If only we provided our girls and women opportunities to pursue their dreams, to go for what they believe they are capable of — or can achieve — just as Gaurika has been allowed to, imagine the number of Gaurika Singhs the country would produce!

I sometimes wonder how much social, economic and political progress we, as a country, would make were we to provide our girls and women with only half of all the life opportunities boys and men are provided.

Or how our society would change if our girls and women were provided with just ONLY the same level of educational opportunities as boys and men, forget the rest.

I keep being told we cannot give them the same opportunities for some fear of “how those girls and women might turn out.” Or that, “that’s not possible.” Or that I am just being unrealistic.

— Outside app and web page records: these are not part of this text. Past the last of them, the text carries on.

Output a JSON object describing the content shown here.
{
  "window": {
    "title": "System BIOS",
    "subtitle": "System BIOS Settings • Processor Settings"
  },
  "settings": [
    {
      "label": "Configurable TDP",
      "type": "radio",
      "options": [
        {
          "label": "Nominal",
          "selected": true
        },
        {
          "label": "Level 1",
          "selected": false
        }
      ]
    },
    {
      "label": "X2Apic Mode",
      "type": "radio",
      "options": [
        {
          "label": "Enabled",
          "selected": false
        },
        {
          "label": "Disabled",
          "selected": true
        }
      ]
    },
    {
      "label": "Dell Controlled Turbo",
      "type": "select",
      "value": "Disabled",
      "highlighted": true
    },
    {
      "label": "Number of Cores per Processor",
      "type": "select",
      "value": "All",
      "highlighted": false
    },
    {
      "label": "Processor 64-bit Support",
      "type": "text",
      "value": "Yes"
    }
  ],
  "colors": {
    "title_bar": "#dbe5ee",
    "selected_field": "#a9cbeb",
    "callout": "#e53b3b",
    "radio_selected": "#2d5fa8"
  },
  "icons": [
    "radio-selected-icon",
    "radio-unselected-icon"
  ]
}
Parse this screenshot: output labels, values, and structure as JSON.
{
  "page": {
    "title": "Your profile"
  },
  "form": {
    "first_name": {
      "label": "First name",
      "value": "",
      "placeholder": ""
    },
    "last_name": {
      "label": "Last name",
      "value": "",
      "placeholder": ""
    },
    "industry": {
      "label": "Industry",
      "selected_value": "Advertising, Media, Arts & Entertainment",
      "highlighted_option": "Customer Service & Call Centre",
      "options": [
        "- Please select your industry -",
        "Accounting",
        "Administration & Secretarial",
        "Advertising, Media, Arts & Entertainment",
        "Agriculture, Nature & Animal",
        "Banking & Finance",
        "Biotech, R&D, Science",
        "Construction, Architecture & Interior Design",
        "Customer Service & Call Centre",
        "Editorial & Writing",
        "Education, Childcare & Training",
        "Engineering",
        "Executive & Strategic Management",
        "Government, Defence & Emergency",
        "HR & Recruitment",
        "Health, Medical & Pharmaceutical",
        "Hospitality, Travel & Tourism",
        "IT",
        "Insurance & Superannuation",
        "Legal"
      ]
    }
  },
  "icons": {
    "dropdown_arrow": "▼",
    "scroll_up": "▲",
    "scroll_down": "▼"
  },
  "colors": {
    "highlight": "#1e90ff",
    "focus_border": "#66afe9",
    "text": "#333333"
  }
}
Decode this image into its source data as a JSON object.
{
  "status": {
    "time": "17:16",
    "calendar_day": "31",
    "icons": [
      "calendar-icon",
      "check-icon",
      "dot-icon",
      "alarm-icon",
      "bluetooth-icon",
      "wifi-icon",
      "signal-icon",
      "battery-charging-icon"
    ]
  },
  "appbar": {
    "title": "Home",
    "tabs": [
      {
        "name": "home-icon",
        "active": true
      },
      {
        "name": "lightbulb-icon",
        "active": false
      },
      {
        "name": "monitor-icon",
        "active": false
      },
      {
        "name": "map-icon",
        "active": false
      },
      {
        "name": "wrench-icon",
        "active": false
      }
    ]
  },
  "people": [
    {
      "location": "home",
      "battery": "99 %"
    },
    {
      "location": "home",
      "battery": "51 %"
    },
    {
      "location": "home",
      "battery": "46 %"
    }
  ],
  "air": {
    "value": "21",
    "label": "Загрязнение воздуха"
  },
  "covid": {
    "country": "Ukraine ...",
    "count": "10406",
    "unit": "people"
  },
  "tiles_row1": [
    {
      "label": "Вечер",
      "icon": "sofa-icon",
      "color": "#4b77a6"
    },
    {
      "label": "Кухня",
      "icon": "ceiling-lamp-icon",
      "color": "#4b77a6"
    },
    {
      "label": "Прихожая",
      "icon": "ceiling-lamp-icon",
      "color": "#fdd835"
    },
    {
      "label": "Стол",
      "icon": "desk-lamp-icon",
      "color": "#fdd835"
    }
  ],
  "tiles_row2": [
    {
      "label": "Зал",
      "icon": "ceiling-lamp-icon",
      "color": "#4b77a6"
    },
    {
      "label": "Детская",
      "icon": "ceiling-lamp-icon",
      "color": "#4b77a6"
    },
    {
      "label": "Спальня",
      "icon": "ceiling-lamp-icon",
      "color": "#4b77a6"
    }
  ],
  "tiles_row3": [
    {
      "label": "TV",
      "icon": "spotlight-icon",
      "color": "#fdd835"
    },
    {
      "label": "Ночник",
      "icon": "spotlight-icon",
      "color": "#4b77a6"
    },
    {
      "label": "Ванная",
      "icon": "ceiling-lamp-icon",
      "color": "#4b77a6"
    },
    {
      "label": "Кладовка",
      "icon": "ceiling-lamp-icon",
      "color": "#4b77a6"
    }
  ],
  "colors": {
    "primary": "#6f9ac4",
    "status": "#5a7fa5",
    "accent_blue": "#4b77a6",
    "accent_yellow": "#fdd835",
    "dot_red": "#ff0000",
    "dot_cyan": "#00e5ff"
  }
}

Or that, “You are back in Nepal and this is how things are, you should just accept it.” etc. etc. etc.

But I am a hopeless idealist…however you don’t get to call me hopeless.

I continue to dream, I continue to imagine the “impossible,” namely that they will continue their fight for gender-equality and equal opportunities, among other things, and in spite of us, men, putting hindrances in their paths, they’ll triumph…for the benefit of us all.

Then, they’ll walk with their heads held high just as Gaurika Singh must be right this minute, no different from the way I have done in the country all my life and the way most men in the country do (though the way we treat our girls and women at home should be a reason to hang our heads in shame…really).

So what if that happens long after I am gone?!

What do you think?

 

References (added after the publication of the blog)

Kosheli (फाल्गुन १२, २०७४). महिलाहरू कहाँ छन् ?

 

 

(Visited 231 times, 1 visits today)

Facebook Comments (see farther below for other comments)

comments

Don't leave me hanging...say something....